It is up to Facebook to decide how to handle the larger policy issues and cases raised by the Oversight Board. In response to recommendations, Facebook may begin to develop a number of principles that in turn define Facebook’s raison d’etre, its higher goals, its north star, and its constitution. That’s what I told the people on Facebook that I want to see.
The problem is, Facebook or any of the tech companies don’t think that way. Since code is law, as Larry Lessig famously commanded, technologists want rules – laws – to feed their code – their algorithms – and make consistent decisions on a large scale.
The core problem facing tech companies and their relationship with society today is that they are not testing this Code and the laws behind it against higher principles than posters on the wall: “Don’t be angry.” “Work fast and break things.” These don’t make you in good shape.
But now is your chance to create one. And now maybe our chance. It wasn’t clear to me that every case by the supervisory board would begin with a public comment period. This is how we can address issues with the board. In fact, community standards should come from the community, damn it, or they aren’t community standards. They are corporate standards. So we should get in touch.

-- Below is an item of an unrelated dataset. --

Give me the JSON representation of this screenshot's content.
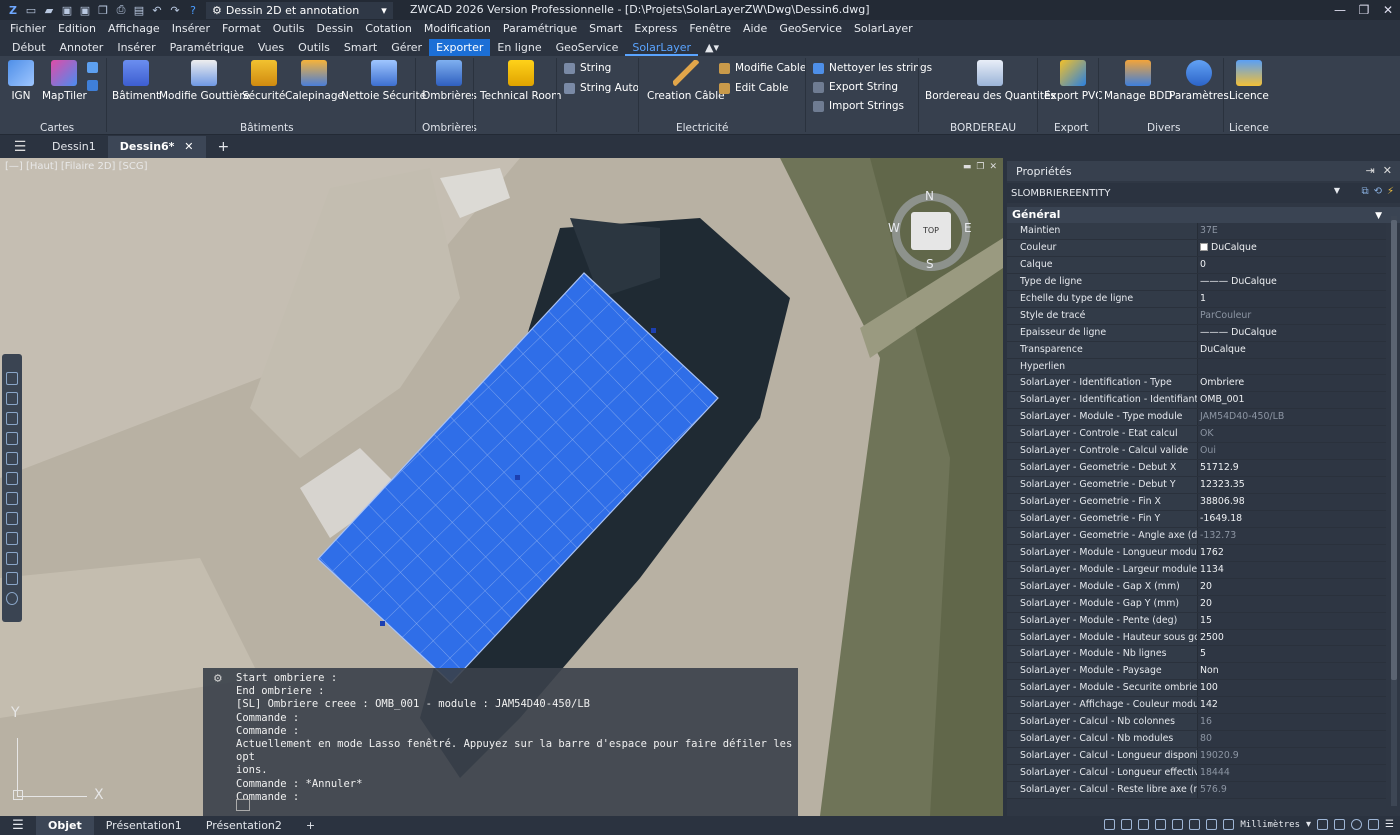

And the board will consult experts. You can raise issues with the board. And the board, in turn, can pose problems not only for Facebook, but for all technology companies, for example. This discussion could be useful.
Imagine if the board had been up – as I would have liked – when Twitter and Facebook decided what to do to address the obvious attempt by the New York Post and Rupert Murdoch to hook up with Rudy Giuliani Interfering with, blocking elections. The Board could have discussed, addressed and proposed policy recommendations based on principles useful to many internet companies and the media they love to launch.
Regulators could also be more productive than punitive. I was a member of a transatlantic working group on content moderation and freedom of expression that recommended a flexible framework for regulation that would allow government to hold companies accountable for their own assurances, with companies having to share usage and impact data, so researchers and regulators can monitor their performance. I think that would be far better than the government trying to tell companies how to act, especially when it comes to encroaching on freedom of expression. But the government cannot hold companies accountable for keeping promises if there are no promises to be kept. A constitution is a promise, a covenant with users and the public. Every company should have one. Every company should be held accountable for meeting its requirements. And the public discussion should revolve around these principles, not whether Johnny can use a bad word.
I’m not making predictions here. The board could end up answering a handful of Picayune complaints out of tens of thousands of possible cases per week and scripting an online soap opera. Facebook could follow the legal text set by the board and miss the opportunity to set higher goals. The media, experts and the public could be ignored, or worse, they could just keep snooping instead of contributing constructively.
But I can hope. The network is young. We – all of us – still design it the way we use it.